GAO recommends that DOD, HHS, and DHS use existing coordination mechanisms to explore opportunities to improve preparedness and response to a pandemic if DOD's capabilities are limited. DOD, HHS, and DHS concurred with GAO's recommendations.
Recommendations for Executive Action
|Department of Defense||1. As DOD plans to respond to a pandemic, the Secretary of Defense should direct the Under Secretary of Defense for Policy and other DOD officials, as appropriate, to use DOD's existing coordination mechanisms with HHS and the Federal Emergency Management Agency (FEMA) to explore opportunities to improve their preparedness and response to a pandemic if DOD's capabilities are limited.|
|Department of Health and Human Services||2. As HHS plans to respond to a pandemic, the Secretary of Health and Human Services should direct the Assistant Secretary for Preparedness and Response to use HHS's existing coordination mechanisms with DOD and FEMA to explore opportunities to improve their preparedness and response to a pandemic if DOD's capabilities are limited.|

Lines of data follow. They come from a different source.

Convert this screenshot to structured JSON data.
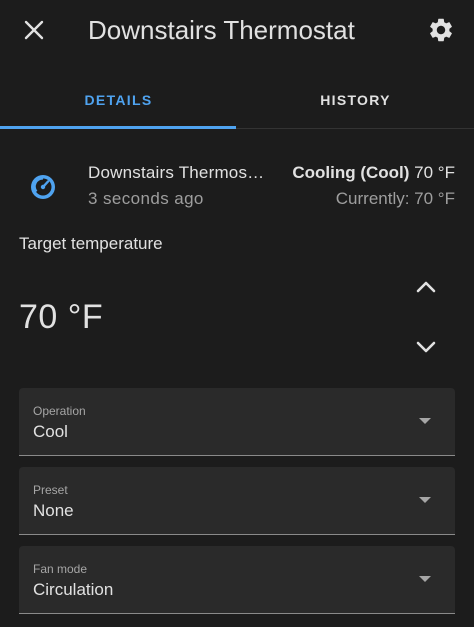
{
  "header": {
    "title": "Downstairs Thermostat",
    "close_icon": "close-icon",
    "settings_icon": "gear-icon"
  },
  "tabs": [
    {
      "label": "DETAILS",
      "active": true
    },
    {
      "label": "HISTORY",
      "active": false
    }
  ],
  "entity": {
    "name": "Downstairs Thermostat",
    "last_changed": "3 seconds ago",
    "state_mode": "Cooling (Cool)",
    "state_temp": "70 °F",
    "current": "Currently: 70 °F",
    "icon": "thermostat-icon",
    "icon_color": "#4fa3f0"
  },
  "target": {
    "label": "Target temperature",
    "value": "70 °F",
    "up_icon": "chevron-up-icon",
    "down_icon": "chevron-down-icon"
  },
  "fields": {
    "operation": {
      "label": "Operation",
      "value": "Cool"
    },
    "preset": {
      "label": "Preset",
      "value": "None"
    },
    "fan_mode": {
      "label": "Fan mode",
      "value": "Circulation"
    }
  },
  "colors": {
    "background": "#1c1c1c",
    "accent": "#4fa3f0",
    "field_bg": "#2a2a2a"
  }
}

|Federal Emergency Management Agency||3. As DHS, through FEMA, plans to respond to a pandemic, the Secretary of Homeland Security should direct the Administrator of FEMA to use FEMA's existing coordination mechanisms with DOD and HHS to explore opportunities to improve their preparedness and response to a pandemic if DOD's capabilities are limited.|